Prime Minister Attorney General Geoffrey Cox has become a key figure in seeking a legally watertight solution to the Irish kickback problem.
He has been accused of drafting new proposals for a "revision mechanism" in the Brexit withdrawal agreement in order to allow Britain to withdraw from any kind of backstop arrangements.
A frozen lawyer ran through the cabinet behind legal arguments behind a backstop aimed at avoiding setting a "hard border" in Ireland if negotiations on trade in the future trade failed.
He told them that there is a legitimate "frequency" of what is possible to prevent the United Kingdom from being trapped in "limbo".
One option is that the review mechanism includes an independent body that decides whether the trade negotiations have failed.
He has understood that he is in favor of the plan to keep the UK as a counterbalance to the customs union and leave it only to the EU's approval.
Mr Cox has only been in the cabinet since July, and he was a little known even in the Tory circles until the last party party party had a speech.
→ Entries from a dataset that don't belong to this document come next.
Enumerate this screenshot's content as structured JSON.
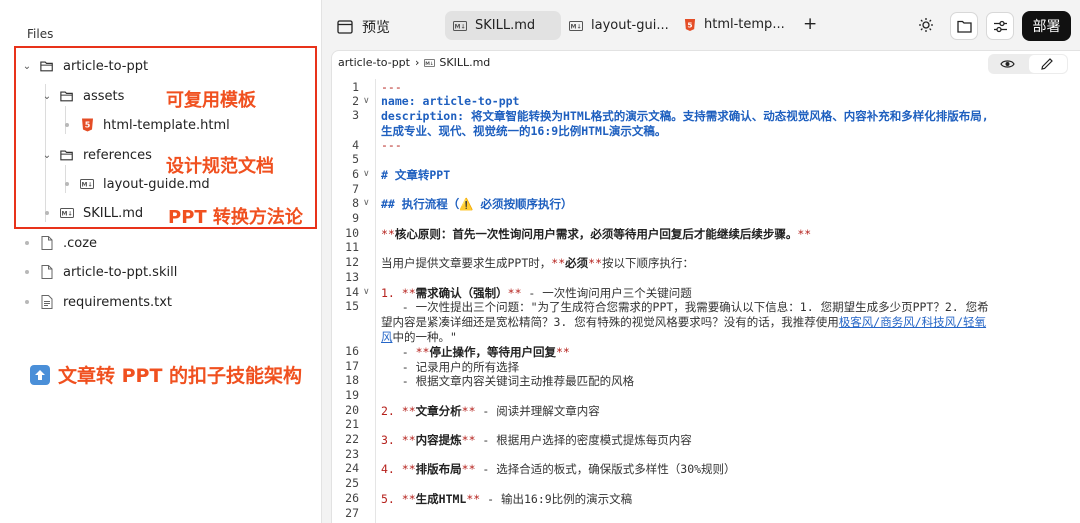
{
  "sidebar": {
    "title": "Files",
    "tree": {
      "root": "article-to-ppt",
      "assets": "assets",
      "html_template": "html-template.html",
      "references": "references",
      "layout_guide": "layout-guide.md",
      "skill": "SKILL.md",
      "coze": ".coze",
      "skill_file": "article-to-ppt.skill",
      "requirements": "requirements.txt"
    },
    "annotations": {
      "assets": "可复用模板",
      "references": "设计规范文档",
      "skill": "PPT 转换方法论",
      "bottom": "文章转 PPT 的扣子技能架构"
    },
    "highlight_color": "#e8321a",
    "annotation_color": "#f0501f"
  },
  "topbar": {
    "preview_label": "预览",
    "tabs": [
      "SKILL.md",
      "layout-gui...",
      "html-temp..."
    ],
    "add_label": "+",
    "deploy_label": "部署"
  },
  "editor": {
    "breadcrumb": [
      "article-to-ppt",
      "SKILL.md"
    ],
    "line_numbers": [
      "1",
      "2",
      "3",
      "4",
      "5",
      "6",
      "7",
      "8",
      "9",
      "10",
      "11",
      "12",
      "13",
      "14",
      "15",
      "16",
      "17",
      "18",
      "19",
      "20",
      "21",
      "22",
      "23",
      "24",
      "25",
      "26",
      "27"
    ],
    "code": {
      "l1": "---",
      "l2": "name: article-to-ppt",
      "l3a": "description: 将文章智能转换为HTML格式的演示文稿。支持需求确认、动态视觉风格、内容补充和多样化排版布局,",
      "l3b": "生成专业、现代、视觉统一的16:9比例HTML演示文稿。",
      "l4": "---",
      "l6": "# 文章转PPT",
      "l8": "## 执行流程（⚠️ 必须按顺序执行）",
      "l10a": "**",
      "l10b": "核心原则：首先一次性询问用户需求，必须等待用户回复后才能继续后续步骤。",
      "l10c": "**",
      "l12a": "当用户提供文章要求生成PPT时，",
      "l12b": "**",
      "l12c": "必须",
      "l12d": "**",
      "l12e": "按以下顺序执行：",
      "l14a": "1. ",
      "l14b": "**",
      "l14c": "需求确认（强制）",
      "l14d": "**",
      "l14e": " - 一次性询问用户三个关键问题",
      "l15a": "   - 一次性提出三个问题：\"为了生成符合您需求的PPT，我需要确认以下信息：1. 您期望生成多少页PPT？2. 您希",
      "l15b": "望内容是紧凑详细还是宽松精简？3. 您有特殊的视觉风格要求吗？没有的话，我推荐使用",
      "l15c": "极客风/商务风/科技风/轻氧",
      "l15d": "风",
      "l15e": "中的一种。\"",
      "l16a": "   - ",
      "l16b": "**",
      "l16c": "停止操作，等待用户回复",
      "l16d": "**",
      "l17": "   - 记录用户的所有选择",
      "l18": "   - 根据文章内容关键词主动推荐最匹配的风格",
      "l20a": "2. ",
      "l20b": "**",
      "l20c": "文章分析",
      "l20d": "**",
      "l20e": " - 阅读并理解文章内容",
      "l22a": "3. ",
      "l22b": "**",
      "l22c": "内容提炼",
      "l22d": "**",
      "l22e": " - 根据用户选择的密度模式提炼每页内容",
      "l24a": "4. ",
      "l24b": "**",
      "l24c": "排版布局",
      "l24d": "**",
      "l24e": " - 选择合适的板式，确保版式多样性（30%规则）",
      "l26a": "5. ",
      "l26b": "**",
      "l26c": "生成HTML",
      "l26d": "**",
      "l26e": " - 输出16:9比例的演示文稿"
    }
  }
}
However, Theresa May has gained great confidence in her and has added her to the Cabinet Committee, which oversees the Brexit negotiations.
He is now working with Brexit Secretary, Dominic Raab and his European Counselor, Olly Robbins, to finalize the details of the check mechanism.
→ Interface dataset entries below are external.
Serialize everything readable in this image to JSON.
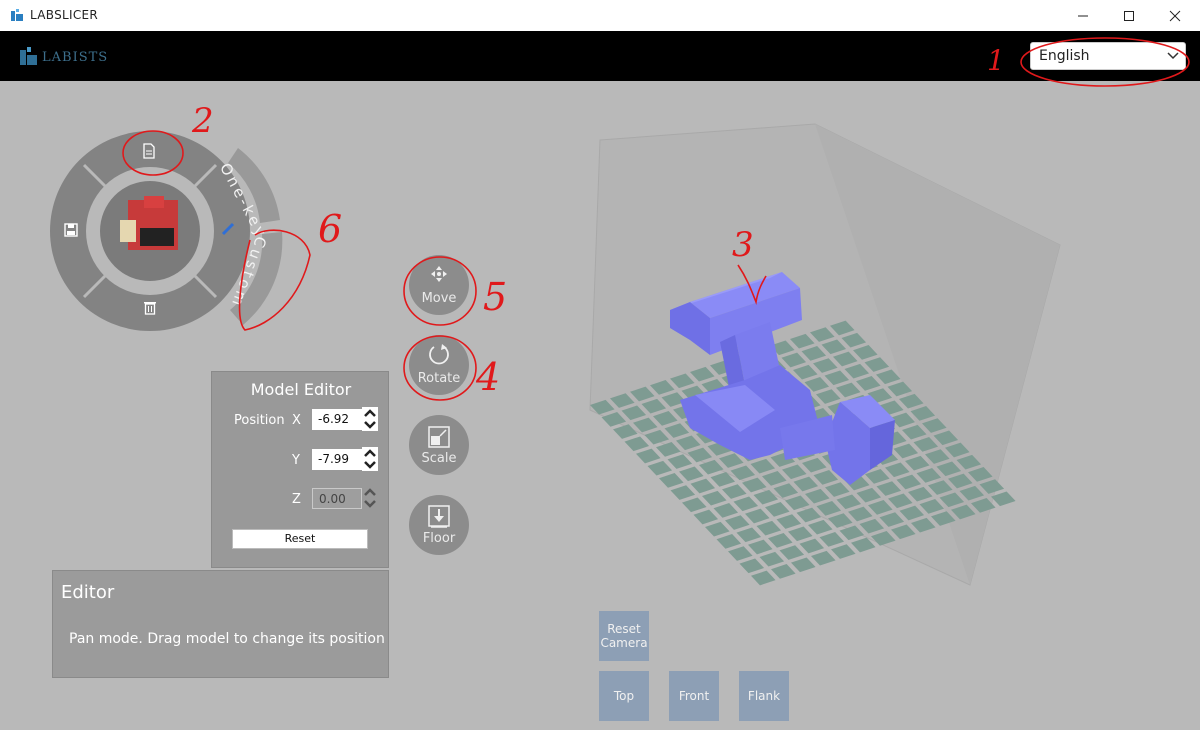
{
  "window": {
    "title": "LABSLICER",
    "controls": [
      "minimize",
      "maximize",
      "close"
    ]
  },
  "header": {
    "logo_text": "LABISTS",
    "language": {
      "selected": "English"
    }
  },
  "radial_menu": {
    "one_key_label": "One-key",
    "custom_label": "Custom",
    "icons": [
      "file-icon",
      "save-icon",
      "trash-icon",
      "pencil-icon"
    ]
  },
  "tools": {
    "move": "Move",
    "rotate": "Rotate",
    "scale": "Scale",
    "floor": "Floor"
  },
  "model_editor": {
    "title": "Model Editor",
    "position_label": "Position",
    "x_label": "X",
    "y_label": "Y",
    "z_label": "Z",
    "x_value": "-6.92",
    "y_value": "-7.99",
    "z_value": "0.00",
    "reset_label": "Reset"
  },
  "editor": {
    "title": "Editor",
    "message": "Pan mode. Drag model to change its position"
  },
  "camera": {
    "reset": "Reset Camera",
    "top": "Top",
    "front": "Front",
    "flank": "Flank"
  },
  "annotations": [
    "1",
    "2",
    "3",
    "4",
    "5",
    "6"
  ],
  "colors": {
    "background": "#b9b9b9",
    "header": "#000000",
    "model": "#7f80f2",
    "bed": "#7e9b92",
    "camera_button": "#8d9fb5",
    "annotation": "#e0191b"
  }
}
His altitude has also been designed to send a calming message to Brexiteers concerned that Mr May could prepare to make a concession too far in Brussels.